In June, 2004, the 5th Circuit Court of Appeals approved this means of criminalizing innocent citizens by affirming the conviction of Arthur Andersen LLP. Judge Higginbotham wrote:
“This case is all about a group of partners at Andersen who knew that the law was coming and did what they could…to hinder the law”
With that decision, the Fifth Circuit affirmed the jury instruction that eliminated criminal intent.
Sidney Powell received a call in the late fall, 2004, asking her to come on board the defense team for a Merrill Lynch executive, Jim Brown, who had been convicted in Houston for conspiracy, wire fraud, perjury, and obstruction of justice for a business transaction involving Enron called the “Nigerian Barge case” and help with the Supreme Court appeal.
In 2002 Mr. Brown had voluntarily testified in front of the SEC, the Enron Grand Jury, and the bankruptcy examiner. He was sure that if he just told the truth everything would be fine. That is the pie-in-the-sky that all of us in America believe, until we become government targets. Then and only then do we learn the truth.

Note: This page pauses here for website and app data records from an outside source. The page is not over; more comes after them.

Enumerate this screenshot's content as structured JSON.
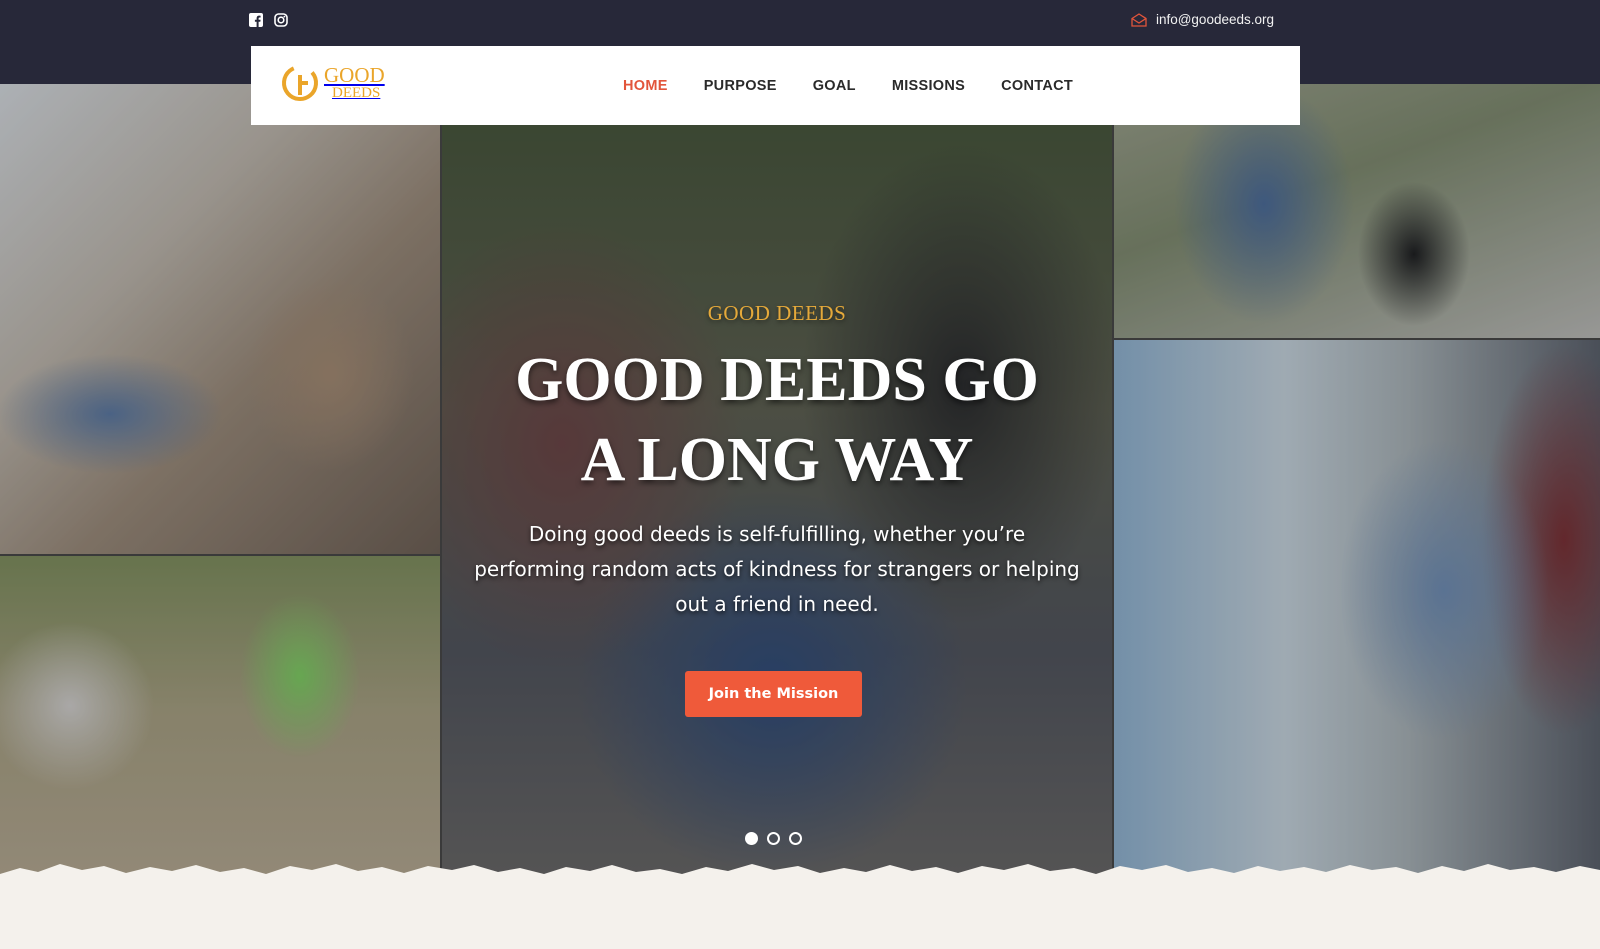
{
  "topbar": {
    "social": [
      "facebook-icon",
      "instagram-icon"
    ],
    "email": "info@goodeeds.org"
  },
  "brand": {
    "line1": "GOOD",
    "line2": "DEEDS",
    "color": "#eaa52a"
  },
  "nav": {
    "items": [
      {
        "label": "HOME",
        "active": true
      },
      {
        "label": "PURPOSE",
        "active": false
      },
      {
        "label": "GOAL",
        "active": false
      },
      {
        "label": "MISSIONS",
        "active": false
      },
      {
        "label": "CONTACT",
        "active": false
      }
    ],
    "active_color": "#e2553b"
  },
  "hero": {
    "eyebrow": "GOOD DEEDS",
    "headline_line1": "GOOD DEEDS GO",
    "headline_line2": "A LONG WAY",
    "subtext_line1": "Doing good deeds is self-fulfilling, whether you’re",
    "subtext_line2": "performing random acts of kindness for strangers or helping",
    "subtext_line3": "out a friend in need.",
    "cta_label": "Join the Mission",
    "cta_color": "#ef5a3a",
    "slides": 3,
    "active_slide": 1
  },
  "colors": {
    "topbar_bg": "#272839",
    "eyebrow": "#e5a93a",
    "paper": "#f4f1ec"
  }
}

Instead of everything being fine, Mr. Brown was indicted and fired.
The charges in the indictment of Jim Brown and his codefendants were absurd. He had been convicted of wire fraud for depriving Enron of the “intangible right” of the “honest services” of Andrew Fastow and falsifying Enron’s books and records—allegedly by Jim’s tangential involvement in a business transaction between Enron and Merrill. In actuality, Brown had told Merrill not to participate in the deal. He had not taken any money or any property from Enron or anyone else in the deal as must be proved in a typical wire fraud case. There were no bribes or kickbacks. The amorphous concept of “honest services” that Congress had added years earlier to broaden the crimes of mail and wire fraud was meant to apply only to employees and people who corrupted them by bribes, kickbacks, or self-dealing in betrayal of their employer. There was none of that in this case.
The trial itself was a farce. In spite of all the appropriate motions by defense, the task force ran the courtroom with the judge ruling for the government on nearly every important issue. The defense had received virtually no discovery and the government denied having any Brady material. No witnesses would talk with the defense because the task force had either indicted them, named them as unindicted coconspirators, or threatened to indict them. But still, chances for a reversal of a jury conviction were very slim. Judges are loath to overturn any criminal conviction, and this was a high-profile, Enron-related case.
In her own words, Ms. Powell didn’t represent a criminal defendant unless she was convinced that he or she was innocent. Through her experience as a US attorney, she believed that “it was rare for someone to be innocent of federal criminal charges. Neither I nor any of the many US attorneys or assistant US attorneys with whom I had worked would put someone through the life-changing ordeal and anxiety of criminal charges unless we were sure they were guilty and the evidence was strong. There were more than enough cases with clear evidence of guilt of clear crimes to prosecute without looking for problems on or beyond the fringes.”
That is no longer the case in the Department of Justice.
Points to note from this are:
- The expansion of “obstruction of justice” to include innocent actions that took place prior to the crime actually being named.
- DOJ personnel are in a position of power—Godlike—where they can’t be indicted for what they do.
- The power of the DOJ is being abused by those in power.
- Belief by the DOJ personnel that “the end justifies the means”. “The end” becomes simply to convict whomever they target, regardless of whether a crime has actually been committed.
- “Laws” are being created by prosecutors through vague wordage to fit the purpose of attack, even where those laws don’t exist.
- The basis of our justice system is that criminal intent is required. That requirement has now been taken out of the court system by their own action, and not through legislation where law is supposed to be decided.